An expense incurred on general home maintenance is excluded from disposable income, as long as it is not excessive. With the exception of one case, In re Siemen, 29,4 B.R. 276 (Bankr. E.D. Mich. 2003), where a $240 monthly home maintenance expense was found unreasonable, this expense must exceed $300 per month to be considered
excessive. See, e.g., In re Camp, 41,6 B.R. 304 (Bankr. E.D. Tex. 2009) (monthly $300 home maintenance expense found not excessive); In re Summer, 25,5 B.R. 555 (S.D. Ohio 2000) ($320 housekeeping expense was excessive); In re Ricci, 45,6 B.R. 89 (Bankr. M.D. Fla. 2009) (monthly home maintenance expense of $402 was excessive); In re Crink, 40,2 B.R. 159 (Bankr. M.D. N.C. 2009) (home maintenance expense of $480 a month patently unreasonable).
Debtors list a monthly expense of $266 for home maintenance on Schedule J. According to testimony offered at the evidentiary hearing, $120 of this is used to pay off a $7400 debt that was incurred last year when the family’s roof was repaired. The remaining $146 per month is spent on general home maintenance. Both of these expenses are reasonably necessary. Without the roof repair, Debtors’ house would not be habitable. Indeed, testimony was given that before the repair, their roof was down to just the felt paper. Also, the $146 Debtors spend on monthly general home maintenance is much less than what courts have found excessive. Therefore, none of their $266 home maintenance expense is includable in their disposable income.
In this case, Debtors have chosen to fully pay a $9,000 unsecured debt incurred when Mr. Golematis bought his law practice, while simultaneously paying nothing to
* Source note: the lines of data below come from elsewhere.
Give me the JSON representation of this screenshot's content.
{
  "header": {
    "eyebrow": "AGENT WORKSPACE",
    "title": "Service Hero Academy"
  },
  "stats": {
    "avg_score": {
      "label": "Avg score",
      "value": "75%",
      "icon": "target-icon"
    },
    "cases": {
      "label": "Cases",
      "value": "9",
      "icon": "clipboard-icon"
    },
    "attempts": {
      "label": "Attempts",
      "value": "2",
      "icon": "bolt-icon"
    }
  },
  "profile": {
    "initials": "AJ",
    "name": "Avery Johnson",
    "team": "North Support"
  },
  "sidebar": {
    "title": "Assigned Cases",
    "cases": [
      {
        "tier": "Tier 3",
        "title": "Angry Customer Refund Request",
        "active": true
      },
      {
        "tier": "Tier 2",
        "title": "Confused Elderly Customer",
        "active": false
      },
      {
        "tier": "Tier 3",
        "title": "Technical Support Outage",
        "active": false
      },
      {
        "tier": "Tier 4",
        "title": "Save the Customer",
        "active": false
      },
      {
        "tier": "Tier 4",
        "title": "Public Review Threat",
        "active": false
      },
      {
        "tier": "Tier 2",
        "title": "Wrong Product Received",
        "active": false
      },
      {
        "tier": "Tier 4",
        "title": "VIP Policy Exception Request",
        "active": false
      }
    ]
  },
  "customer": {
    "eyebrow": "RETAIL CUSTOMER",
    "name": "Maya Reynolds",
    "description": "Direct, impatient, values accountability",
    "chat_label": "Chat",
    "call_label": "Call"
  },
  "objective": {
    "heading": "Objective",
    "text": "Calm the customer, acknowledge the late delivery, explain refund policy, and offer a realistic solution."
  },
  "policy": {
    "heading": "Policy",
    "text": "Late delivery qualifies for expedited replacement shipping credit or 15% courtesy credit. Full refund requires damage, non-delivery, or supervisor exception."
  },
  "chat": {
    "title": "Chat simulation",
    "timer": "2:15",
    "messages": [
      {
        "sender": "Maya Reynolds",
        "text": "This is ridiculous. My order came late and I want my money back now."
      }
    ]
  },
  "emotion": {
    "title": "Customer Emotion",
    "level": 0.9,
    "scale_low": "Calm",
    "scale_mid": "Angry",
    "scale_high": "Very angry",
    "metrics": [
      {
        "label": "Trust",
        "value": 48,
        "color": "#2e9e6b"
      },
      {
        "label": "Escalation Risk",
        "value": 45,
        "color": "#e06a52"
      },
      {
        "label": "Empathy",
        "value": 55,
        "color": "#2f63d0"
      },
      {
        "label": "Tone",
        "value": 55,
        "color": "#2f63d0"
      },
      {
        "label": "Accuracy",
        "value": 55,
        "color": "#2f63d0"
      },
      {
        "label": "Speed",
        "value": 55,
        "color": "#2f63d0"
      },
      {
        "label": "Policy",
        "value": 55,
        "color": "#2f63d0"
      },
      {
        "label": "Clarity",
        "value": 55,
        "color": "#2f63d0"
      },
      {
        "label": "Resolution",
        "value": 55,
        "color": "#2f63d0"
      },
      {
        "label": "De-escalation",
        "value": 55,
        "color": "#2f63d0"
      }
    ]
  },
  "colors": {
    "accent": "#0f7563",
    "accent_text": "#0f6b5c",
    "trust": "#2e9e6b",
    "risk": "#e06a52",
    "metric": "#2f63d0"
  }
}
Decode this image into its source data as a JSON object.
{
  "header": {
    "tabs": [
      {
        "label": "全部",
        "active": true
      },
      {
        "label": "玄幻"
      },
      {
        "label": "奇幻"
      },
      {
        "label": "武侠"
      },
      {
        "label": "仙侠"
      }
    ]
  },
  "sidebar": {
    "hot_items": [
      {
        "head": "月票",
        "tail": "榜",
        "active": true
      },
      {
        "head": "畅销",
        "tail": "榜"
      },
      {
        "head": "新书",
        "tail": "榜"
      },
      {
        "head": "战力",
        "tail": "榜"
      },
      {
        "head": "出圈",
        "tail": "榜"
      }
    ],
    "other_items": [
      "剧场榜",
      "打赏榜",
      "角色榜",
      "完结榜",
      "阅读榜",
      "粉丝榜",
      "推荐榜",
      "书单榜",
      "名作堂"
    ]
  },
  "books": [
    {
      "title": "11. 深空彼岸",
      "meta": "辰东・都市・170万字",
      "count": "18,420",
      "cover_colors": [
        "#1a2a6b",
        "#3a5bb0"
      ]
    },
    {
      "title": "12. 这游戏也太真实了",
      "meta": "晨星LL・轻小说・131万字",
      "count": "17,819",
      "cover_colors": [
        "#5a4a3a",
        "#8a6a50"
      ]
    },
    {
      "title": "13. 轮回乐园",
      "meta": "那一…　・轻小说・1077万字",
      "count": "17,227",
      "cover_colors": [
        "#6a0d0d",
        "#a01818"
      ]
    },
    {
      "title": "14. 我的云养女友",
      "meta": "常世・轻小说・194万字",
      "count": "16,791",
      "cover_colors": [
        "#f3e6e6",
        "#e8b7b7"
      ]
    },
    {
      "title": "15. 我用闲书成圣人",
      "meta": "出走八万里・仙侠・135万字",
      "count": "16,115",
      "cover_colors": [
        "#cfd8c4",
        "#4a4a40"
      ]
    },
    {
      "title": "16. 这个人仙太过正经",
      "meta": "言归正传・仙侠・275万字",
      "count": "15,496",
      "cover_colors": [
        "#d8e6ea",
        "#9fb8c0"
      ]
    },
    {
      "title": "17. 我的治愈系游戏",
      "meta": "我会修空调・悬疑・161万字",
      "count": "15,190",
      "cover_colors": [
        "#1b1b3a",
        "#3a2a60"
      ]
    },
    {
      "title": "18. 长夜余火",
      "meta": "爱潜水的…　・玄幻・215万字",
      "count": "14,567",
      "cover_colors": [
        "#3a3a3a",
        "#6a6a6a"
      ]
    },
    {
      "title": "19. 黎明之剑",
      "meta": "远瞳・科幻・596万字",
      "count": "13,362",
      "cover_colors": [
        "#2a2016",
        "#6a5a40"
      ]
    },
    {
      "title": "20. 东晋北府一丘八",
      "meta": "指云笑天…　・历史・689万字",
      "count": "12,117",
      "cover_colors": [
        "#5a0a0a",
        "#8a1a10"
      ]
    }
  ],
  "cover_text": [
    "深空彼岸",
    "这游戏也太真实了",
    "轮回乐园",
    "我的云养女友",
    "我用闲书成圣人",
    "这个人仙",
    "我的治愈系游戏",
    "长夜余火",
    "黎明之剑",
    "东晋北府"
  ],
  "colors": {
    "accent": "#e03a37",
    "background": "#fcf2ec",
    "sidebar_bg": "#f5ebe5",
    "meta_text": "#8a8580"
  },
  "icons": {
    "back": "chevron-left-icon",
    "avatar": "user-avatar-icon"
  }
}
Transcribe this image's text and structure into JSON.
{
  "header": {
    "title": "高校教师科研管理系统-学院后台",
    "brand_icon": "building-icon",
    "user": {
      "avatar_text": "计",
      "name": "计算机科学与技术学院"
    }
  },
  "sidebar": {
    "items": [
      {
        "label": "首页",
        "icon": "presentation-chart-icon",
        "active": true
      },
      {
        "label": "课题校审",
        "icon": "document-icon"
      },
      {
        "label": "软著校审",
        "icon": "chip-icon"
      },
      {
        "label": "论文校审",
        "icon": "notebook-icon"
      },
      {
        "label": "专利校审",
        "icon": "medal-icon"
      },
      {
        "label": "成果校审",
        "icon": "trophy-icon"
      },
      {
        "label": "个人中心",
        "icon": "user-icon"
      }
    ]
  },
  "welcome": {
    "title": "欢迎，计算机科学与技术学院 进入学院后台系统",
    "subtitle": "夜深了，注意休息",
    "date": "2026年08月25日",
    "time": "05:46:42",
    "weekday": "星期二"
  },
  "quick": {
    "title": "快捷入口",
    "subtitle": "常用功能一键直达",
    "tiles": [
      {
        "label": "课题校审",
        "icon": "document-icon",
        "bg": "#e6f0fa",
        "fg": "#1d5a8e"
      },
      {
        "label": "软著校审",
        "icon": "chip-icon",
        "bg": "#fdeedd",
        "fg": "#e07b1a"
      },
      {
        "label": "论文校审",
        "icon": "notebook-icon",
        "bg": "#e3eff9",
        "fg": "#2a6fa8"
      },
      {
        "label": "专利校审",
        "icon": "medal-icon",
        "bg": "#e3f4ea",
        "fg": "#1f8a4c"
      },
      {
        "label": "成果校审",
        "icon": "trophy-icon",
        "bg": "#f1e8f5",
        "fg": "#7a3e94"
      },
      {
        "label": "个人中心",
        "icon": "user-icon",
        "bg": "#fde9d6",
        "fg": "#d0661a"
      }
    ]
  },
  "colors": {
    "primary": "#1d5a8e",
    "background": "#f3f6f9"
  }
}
their other unsecured creditors. While given Mr. Golematis is a lawyer and likely therefore feels somewhat stronger about paying such a debt in preference to others, that does not trump the indicated more important policy, particularly when the amounts involved in this case are considered. After disallowing this monthly expense, $500 more per month becomes available to fund a hypothetical chapter 13 plan. Over the life of a 5-year plan, this amounts to $30,000 that would be available for unsecured creditors.
The moving party shall prepare and present an order which affords Debtors a reasonable period, the duration of which shall be spelled out in the order, within which to convert to a chapter 13 case, if they so choose.